What’s more, even though ENDS differ substantially from traditional tobacco products, the FDA requires the same data, which is problematic. “We can take tests for [harmful and potentially harmful chemicals] HPHCs, but a cigarette has 5,000 chemical components to it. An e-cigarette has about three,” says Abercrombie. “It’s completely different, and yet they want all this other data.”
Cost is an important consideration in the decision of whether to hire an outside agency for help with a PMTA publication. Boutwell says that submissions due before the Sept. 9 deadline were new projects, so the amount of data was large. Moving forward, the volume of data required—and by extension, the cost—should go down, in part because companies will increasingly be able to reference tobacco product master files in their applications. Boutwell says that, in general, the publishing of PMTA updates costs about $750 and $3 per page for the next 5,000 pages and becomes progressively lower as the number of pages grows. Turnaround could be anywhere from a day to a few months, depending on the size of the submission.
Aquila Solutions has submitted 13 major PMTA applications, including quite a few for leading vapor industry companies. The company has done a variety of e-liquids, hardware and even some nicotine lozenges. Several of its applications have already been accepted and filed by the FDA while others are in their administrative review phase.
“We’ve been able to manage the large projects with clients who have never done this before. I mean, at the time, we hadn’t done it before either, but we had background on how the FDA operates with these types of applications,” says Boutwell. “We were able to help guide our clients to get all their documents in place, written acceptably well, and put together and submitted on the client’s timeframe.”
Looking ahead, Boutwell expects to see a lot of consolidation in the vapor industry. Yet he also can see a scenario where new companies start up after products begin to gain marketing approval.
“There’s going to be a continual influx of new companies to the market. There’s going to be some, I suspect, relatively rapid turnover as well. It’s such a big potential market,” he says. “There will always be someone willing to step up. And then, after some of these applications are approved, there will be a lot of the follow-up products that in many ways will rebuild the market. But that’ll take a couple of years.”
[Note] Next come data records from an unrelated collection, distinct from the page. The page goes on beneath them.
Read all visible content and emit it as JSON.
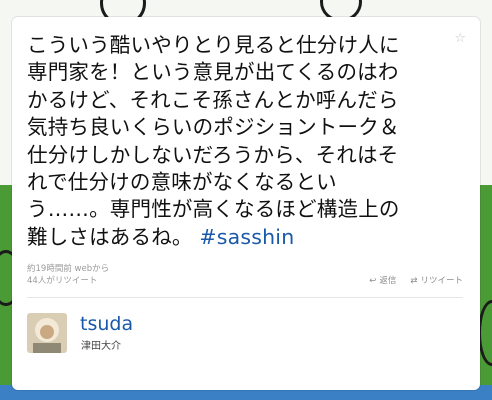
{
  "tweet": {
    "lines": [
      "こういう酷いやりとり見ると仕分け人に",
      "専門家を！という意見が出てくるのはわ",
      "かるけど、それこそ孫さんとか呼んだら",
      "気持ち良いくらいのポジショントーク＆",
      "仕分けしかしないだろうから、それはそ",
      "れで仕分けの意味がなくなるとい",
      "う……。専門性が高くなるほど構造上の"
    ],
    "last_line_text": "難しさはあるね。",
    "hashtag": "#sasshin",
    "time_source": "約19時間前 webから",
    "retweet_count": "44人がリツイート",
    "reply_label": "返信",
    "retweet_label": "リツイート"
  },
  "author": {
    "username": "tsuda",
    "display_name": "津田大介"
  },
  "icons": {
    "favorite": "star-icon",
    "reply": "reply-icon",
    "retweet": "retweet-icon"
  },
  "colors": {
    "link": "#1a59a8",
    "text": "#111111",
    "meta": "#9a9a9a"
  }
}
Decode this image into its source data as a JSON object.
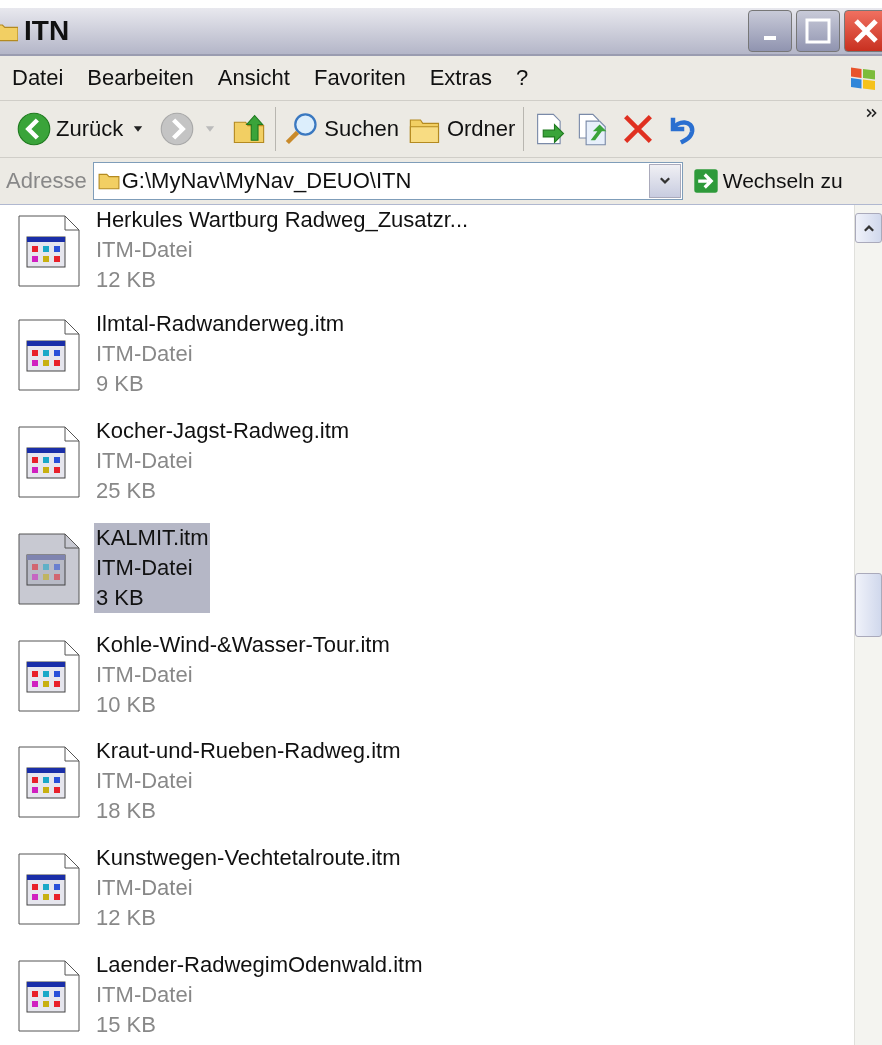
{
  "window": {
    "title": "ITN"
  },
  "menu": [
    "Datei",
    "Bearbeiten",
    "Ansicht",
    "Favoriten",
    "Extras",
    "?"
  ],
  "toolbar": [
    {
      "kind": "back",
      "label": "Zurück",
      "disabled": false
    },
    {
      "kind": "forward",
      "disabled": true
    },
    {
      "kind": "up"
    },
    {
      "kind": "search",
      "label": "Suchen"
    },
    {
      "kind": "folders",
      "label": "Ordner"
    },
    {
      "kind": "move"
    },
    {
      "kind": "copy"
    },
    {
      "kind": "delete"
    },
    {
      "kind": "undo"
    }
  ],
  "address": {
    "label": "Adresse",
    "value": "G:\\MyNav\\MyNav_DEUO\\ITN",
    "go": "Wechseln zu"
  },
  "files": [
    {
      "name": "Herkules Wartburg Radweg_Zusatzr...",
      "type": "ITM-Datei",
      "size": "12 KB",
      "selected": false
    },
    {
      "name": "Ilmtal-Radwanderweg.itm",
      "type": "ITM-Datei",
      "size": "9 KB",
      "selected": false
    },
    {
      "name": "Kocher-Jagst-Radweg.itm",
      "type": "ITM-Datei",
      "size": "25 KB",
      "selected": false
    },
    {
      "name": "KALMIT.itm",
      "type": "ITM-Datei",
      "size": "3 KB",
      "selected": true
    },
    {
      "name": "Kohle-Wind-&Wasser-Tour.itm",
      "type": "ITM-Datei",
      "size": "10 KB",
      "selected": false
    },
    {
      "name": "Kraut-und-Rueben-Radweg.itm",
      "type": "ITM-Datei",
      "size": "18 KB",
      "selected": false
    },
    {
      "name": "Kunstwegen-Vechtetalroute.itm",
      "type": "ITM-Datei",
      "size": "12 KB",
      "selected": false
    },
    {
      "name": "Laender-RadwegimOdenwald.itm",
      "type": "ITM-Datei",
      "size": "15 KB",
      "selected": false
    }
  ]
}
If Boutwell could offer the FDA one bit of advice, he’d suggest the agency pay close attention to the ways its system processes incoming files. Some of the applications Aquila sent to the FDA wouldn’t go through the regulatory agency’s Center for Tobacco Products (CTP) portal. It turns out that the server behind the CTP portal had trouble processing files with “.sas” extensions.
“When you have programs that go with your databases, you need to make sure that they don’t cause issues when you upload data,” says Boutwell. He recommends CTP rename all “.TXT” extensions on SAS files.
Customer reviews for Aquila Solutions have been positive. Many clients say that they appreciate Aquila’s flexibility in getting the job done, according to Boutwell. “The first thing they do is compare us to their previous experience of going through a nightmare to having someone hold their hand and working with them, helping guide them through the maze,” he says. “We are here to support anyone who has an application or wants to submit one.”